Exercise prompt
Hunt through the lines below for the string "Session" and copy each one that has it.

-----

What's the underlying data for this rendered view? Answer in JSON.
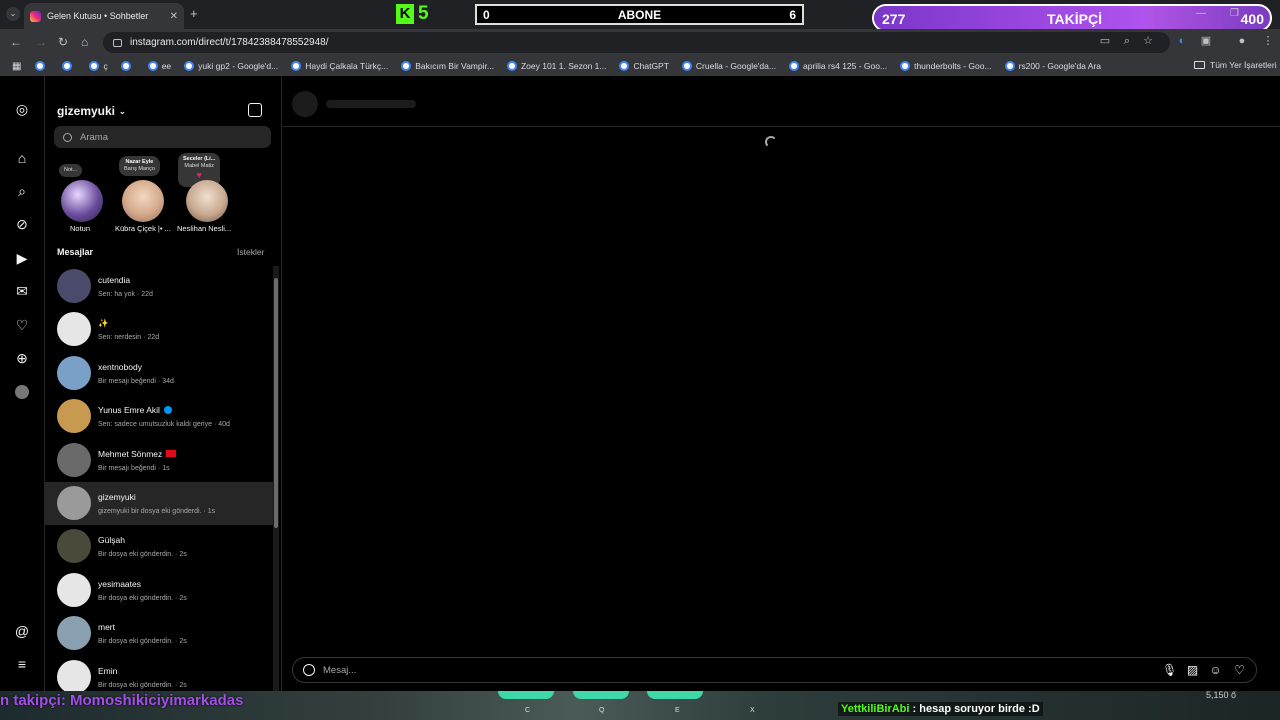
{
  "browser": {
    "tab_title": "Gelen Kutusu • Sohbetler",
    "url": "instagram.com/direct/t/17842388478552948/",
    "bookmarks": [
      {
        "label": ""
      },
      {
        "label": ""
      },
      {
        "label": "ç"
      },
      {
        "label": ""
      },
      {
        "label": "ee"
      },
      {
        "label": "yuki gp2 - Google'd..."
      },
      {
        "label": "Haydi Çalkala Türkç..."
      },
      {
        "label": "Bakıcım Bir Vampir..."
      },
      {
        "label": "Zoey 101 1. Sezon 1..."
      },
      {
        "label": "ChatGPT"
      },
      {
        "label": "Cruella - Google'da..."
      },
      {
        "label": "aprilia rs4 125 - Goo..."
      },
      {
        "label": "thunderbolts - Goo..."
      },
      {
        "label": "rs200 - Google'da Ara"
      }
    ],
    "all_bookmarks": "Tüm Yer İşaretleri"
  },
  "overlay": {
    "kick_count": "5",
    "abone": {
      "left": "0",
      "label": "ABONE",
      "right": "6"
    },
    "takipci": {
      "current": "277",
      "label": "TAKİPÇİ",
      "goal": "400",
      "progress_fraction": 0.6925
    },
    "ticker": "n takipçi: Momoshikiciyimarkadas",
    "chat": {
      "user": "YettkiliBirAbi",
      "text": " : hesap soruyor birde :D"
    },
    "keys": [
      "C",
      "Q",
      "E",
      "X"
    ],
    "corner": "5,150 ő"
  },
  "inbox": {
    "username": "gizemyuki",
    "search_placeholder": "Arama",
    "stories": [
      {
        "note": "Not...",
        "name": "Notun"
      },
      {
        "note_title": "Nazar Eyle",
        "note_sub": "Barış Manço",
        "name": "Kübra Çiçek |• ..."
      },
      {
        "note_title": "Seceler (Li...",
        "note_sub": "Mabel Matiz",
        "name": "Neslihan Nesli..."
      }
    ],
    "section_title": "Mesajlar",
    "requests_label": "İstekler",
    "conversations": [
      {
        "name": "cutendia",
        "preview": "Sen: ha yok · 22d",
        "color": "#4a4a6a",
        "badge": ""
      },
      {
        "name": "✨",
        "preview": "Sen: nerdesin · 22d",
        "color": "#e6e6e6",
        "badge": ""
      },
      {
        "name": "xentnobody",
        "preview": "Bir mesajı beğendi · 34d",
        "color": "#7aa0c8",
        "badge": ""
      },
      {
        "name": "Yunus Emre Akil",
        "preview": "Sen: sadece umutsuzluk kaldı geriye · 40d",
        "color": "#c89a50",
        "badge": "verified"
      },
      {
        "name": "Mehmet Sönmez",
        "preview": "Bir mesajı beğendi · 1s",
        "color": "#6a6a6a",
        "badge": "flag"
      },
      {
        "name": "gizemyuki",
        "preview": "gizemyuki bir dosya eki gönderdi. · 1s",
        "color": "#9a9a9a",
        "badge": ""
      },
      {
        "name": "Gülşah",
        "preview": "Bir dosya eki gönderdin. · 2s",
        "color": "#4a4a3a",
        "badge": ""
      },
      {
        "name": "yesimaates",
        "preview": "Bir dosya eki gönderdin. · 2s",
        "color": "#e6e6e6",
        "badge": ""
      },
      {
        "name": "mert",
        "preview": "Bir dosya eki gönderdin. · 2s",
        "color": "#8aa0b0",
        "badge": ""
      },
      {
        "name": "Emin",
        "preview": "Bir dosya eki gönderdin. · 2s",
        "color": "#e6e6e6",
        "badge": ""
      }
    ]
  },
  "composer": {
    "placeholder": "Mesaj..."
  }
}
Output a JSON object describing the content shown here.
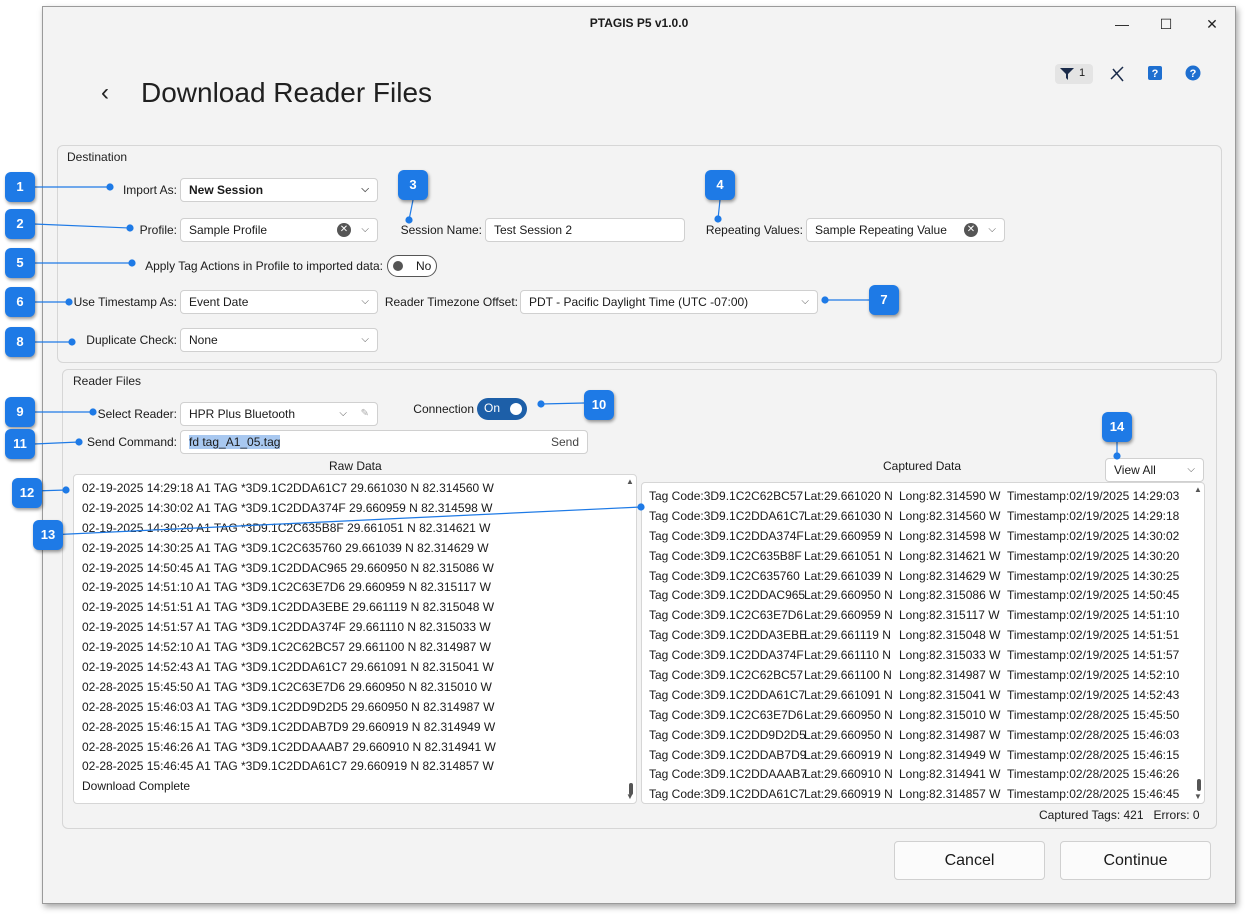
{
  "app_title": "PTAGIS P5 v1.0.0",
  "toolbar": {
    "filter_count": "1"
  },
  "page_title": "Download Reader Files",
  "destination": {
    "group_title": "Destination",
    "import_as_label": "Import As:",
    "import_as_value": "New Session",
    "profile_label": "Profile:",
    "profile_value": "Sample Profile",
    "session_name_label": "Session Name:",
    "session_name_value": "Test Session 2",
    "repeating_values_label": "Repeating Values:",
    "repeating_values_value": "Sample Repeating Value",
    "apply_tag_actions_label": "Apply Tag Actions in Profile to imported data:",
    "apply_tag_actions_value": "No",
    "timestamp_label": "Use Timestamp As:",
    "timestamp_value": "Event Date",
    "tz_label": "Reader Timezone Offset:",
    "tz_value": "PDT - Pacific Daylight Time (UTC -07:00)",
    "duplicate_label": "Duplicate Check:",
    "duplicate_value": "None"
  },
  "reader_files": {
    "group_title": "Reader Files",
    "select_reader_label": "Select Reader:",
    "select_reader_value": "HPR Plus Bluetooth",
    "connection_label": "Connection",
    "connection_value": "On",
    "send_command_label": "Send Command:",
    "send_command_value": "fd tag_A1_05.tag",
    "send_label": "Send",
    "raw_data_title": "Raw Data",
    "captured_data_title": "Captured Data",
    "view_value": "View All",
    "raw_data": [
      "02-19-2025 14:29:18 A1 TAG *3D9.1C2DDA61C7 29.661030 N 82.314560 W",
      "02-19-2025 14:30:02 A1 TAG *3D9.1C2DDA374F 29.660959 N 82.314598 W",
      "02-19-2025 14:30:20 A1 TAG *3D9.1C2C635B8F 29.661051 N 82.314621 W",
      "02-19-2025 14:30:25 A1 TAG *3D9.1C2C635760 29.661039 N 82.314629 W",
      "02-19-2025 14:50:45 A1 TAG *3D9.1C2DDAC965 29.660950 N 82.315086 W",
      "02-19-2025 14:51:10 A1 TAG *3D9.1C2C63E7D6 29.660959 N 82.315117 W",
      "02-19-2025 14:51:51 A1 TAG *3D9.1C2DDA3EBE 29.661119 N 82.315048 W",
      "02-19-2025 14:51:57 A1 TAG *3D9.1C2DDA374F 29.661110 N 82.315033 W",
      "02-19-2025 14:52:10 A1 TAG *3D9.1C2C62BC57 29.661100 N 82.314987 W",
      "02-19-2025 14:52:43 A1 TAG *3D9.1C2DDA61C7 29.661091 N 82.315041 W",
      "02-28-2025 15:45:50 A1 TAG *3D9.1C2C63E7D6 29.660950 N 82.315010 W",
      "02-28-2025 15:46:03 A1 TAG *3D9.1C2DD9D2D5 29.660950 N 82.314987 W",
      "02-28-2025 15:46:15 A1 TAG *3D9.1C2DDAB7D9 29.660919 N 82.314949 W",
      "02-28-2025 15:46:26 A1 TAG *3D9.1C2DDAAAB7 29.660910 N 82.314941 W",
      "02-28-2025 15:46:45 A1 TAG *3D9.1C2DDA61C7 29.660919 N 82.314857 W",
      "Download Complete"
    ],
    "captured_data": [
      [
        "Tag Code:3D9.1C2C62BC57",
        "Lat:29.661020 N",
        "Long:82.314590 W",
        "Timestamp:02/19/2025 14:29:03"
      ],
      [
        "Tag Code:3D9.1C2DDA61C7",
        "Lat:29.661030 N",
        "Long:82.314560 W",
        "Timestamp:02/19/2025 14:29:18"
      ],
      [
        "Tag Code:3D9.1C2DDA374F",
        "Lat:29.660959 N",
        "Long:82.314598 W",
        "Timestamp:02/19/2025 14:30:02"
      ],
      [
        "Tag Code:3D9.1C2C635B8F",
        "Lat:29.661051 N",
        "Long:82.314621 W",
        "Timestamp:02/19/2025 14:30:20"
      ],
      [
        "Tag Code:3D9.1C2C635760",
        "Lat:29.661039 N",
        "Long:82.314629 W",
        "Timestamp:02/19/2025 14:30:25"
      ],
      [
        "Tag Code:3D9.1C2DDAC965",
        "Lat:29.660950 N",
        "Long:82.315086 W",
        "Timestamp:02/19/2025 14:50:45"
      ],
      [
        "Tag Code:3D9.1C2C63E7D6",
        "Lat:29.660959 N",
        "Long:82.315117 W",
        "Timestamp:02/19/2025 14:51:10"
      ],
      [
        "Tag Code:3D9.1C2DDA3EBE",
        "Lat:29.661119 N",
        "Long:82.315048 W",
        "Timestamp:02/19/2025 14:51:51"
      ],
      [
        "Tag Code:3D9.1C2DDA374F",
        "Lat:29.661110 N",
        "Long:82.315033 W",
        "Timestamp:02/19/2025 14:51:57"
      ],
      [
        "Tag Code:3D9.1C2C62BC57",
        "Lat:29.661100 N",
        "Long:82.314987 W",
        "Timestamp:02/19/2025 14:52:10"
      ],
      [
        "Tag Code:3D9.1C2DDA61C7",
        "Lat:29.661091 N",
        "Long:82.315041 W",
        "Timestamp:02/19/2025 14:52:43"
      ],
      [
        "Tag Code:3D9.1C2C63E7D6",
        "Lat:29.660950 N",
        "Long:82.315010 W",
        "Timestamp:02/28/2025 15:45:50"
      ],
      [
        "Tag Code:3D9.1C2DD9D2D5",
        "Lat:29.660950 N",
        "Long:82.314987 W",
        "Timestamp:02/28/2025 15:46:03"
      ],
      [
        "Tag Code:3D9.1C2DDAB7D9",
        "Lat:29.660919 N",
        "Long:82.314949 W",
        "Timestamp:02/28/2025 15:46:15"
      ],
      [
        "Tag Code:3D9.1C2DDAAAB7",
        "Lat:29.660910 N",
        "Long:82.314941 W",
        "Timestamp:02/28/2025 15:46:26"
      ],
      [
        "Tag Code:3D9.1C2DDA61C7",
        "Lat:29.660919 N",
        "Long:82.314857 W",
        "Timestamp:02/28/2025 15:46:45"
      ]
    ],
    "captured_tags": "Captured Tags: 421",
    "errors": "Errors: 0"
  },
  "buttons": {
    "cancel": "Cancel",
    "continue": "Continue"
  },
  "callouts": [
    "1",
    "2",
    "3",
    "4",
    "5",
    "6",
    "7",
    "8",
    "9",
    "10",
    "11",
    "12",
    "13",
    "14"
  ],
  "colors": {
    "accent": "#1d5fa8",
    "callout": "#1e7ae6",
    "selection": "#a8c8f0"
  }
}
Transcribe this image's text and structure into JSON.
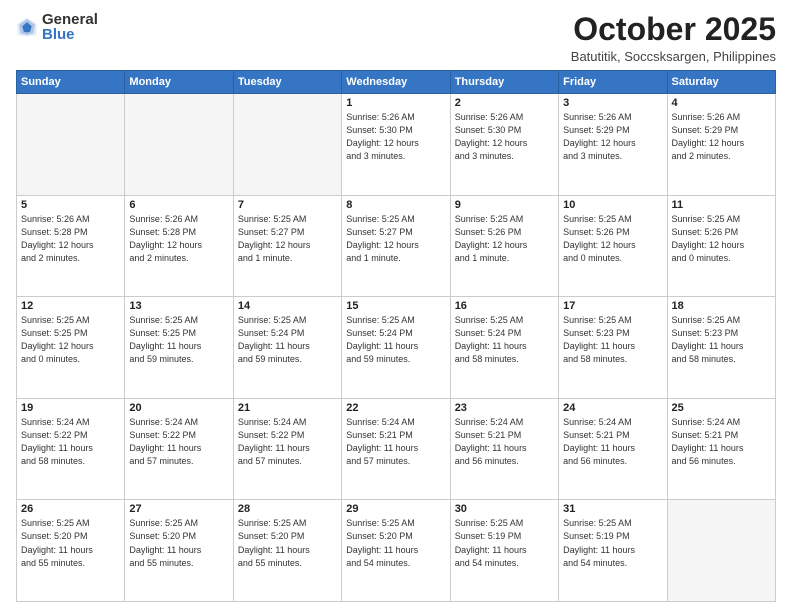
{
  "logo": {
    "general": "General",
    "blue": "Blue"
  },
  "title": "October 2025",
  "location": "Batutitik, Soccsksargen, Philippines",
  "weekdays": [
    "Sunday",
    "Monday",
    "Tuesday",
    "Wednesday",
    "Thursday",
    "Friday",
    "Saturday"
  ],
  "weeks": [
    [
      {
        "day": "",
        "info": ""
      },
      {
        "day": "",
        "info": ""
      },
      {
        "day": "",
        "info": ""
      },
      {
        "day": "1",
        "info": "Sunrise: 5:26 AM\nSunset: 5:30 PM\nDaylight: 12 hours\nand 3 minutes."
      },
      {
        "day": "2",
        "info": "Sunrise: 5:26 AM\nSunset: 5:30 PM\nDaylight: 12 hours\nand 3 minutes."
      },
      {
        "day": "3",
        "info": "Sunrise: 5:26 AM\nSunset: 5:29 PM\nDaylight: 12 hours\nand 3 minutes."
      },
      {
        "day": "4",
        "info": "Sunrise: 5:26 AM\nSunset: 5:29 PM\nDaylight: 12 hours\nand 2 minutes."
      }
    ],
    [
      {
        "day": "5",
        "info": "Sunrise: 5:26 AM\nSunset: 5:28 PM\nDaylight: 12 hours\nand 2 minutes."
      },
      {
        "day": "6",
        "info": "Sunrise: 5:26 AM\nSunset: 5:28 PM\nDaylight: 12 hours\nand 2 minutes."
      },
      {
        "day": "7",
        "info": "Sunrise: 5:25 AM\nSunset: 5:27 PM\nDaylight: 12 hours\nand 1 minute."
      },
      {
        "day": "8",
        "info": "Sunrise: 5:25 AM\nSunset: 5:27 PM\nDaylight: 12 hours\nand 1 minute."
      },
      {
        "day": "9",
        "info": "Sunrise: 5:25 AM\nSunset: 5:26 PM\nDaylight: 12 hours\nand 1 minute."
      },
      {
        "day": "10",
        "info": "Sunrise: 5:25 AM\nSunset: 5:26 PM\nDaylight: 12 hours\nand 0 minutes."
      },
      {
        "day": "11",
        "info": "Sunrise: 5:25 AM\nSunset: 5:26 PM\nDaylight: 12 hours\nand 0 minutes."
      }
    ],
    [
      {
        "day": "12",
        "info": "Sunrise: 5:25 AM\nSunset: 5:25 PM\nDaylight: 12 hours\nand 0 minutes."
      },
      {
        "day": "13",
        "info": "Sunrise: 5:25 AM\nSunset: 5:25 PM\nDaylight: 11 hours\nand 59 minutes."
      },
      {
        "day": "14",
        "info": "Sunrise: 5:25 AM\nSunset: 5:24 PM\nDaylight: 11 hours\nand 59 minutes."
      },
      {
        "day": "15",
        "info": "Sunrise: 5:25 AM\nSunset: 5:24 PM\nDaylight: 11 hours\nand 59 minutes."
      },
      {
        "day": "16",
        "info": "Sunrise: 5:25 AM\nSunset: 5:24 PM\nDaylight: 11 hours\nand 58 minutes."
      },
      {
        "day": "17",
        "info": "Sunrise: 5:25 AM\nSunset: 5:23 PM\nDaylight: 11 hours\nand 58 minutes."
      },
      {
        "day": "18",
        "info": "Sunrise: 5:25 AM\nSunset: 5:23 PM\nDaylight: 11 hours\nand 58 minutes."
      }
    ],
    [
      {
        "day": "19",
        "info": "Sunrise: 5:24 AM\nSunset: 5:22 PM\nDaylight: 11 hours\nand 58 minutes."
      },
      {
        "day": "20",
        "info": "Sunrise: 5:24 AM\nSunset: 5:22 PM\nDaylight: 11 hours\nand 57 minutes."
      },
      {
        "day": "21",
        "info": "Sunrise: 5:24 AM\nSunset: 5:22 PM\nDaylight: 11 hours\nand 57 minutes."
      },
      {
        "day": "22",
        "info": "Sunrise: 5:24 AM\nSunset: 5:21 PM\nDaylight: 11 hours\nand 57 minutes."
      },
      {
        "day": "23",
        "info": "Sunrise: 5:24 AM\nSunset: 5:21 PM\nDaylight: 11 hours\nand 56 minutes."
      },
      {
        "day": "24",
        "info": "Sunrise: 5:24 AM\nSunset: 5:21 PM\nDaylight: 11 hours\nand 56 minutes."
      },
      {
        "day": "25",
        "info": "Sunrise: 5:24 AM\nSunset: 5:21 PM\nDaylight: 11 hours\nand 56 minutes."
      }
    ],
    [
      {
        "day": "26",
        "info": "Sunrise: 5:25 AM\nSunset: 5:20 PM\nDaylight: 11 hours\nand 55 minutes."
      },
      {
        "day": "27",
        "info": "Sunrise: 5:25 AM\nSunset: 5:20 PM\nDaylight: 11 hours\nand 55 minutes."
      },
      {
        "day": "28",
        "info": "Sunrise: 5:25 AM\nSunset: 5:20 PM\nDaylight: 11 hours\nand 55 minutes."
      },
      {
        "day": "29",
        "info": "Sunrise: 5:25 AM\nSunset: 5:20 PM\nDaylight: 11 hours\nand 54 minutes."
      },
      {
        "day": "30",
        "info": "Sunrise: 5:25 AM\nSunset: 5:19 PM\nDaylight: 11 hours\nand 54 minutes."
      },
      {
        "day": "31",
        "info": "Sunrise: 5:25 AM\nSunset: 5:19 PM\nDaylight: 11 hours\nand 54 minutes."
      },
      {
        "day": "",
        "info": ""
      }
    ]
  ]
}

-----

Output of the exercise
    "import_as_value": "New Session",
    "session_name_label": "Session Name:",
    "session_name_value": "Test Session 2",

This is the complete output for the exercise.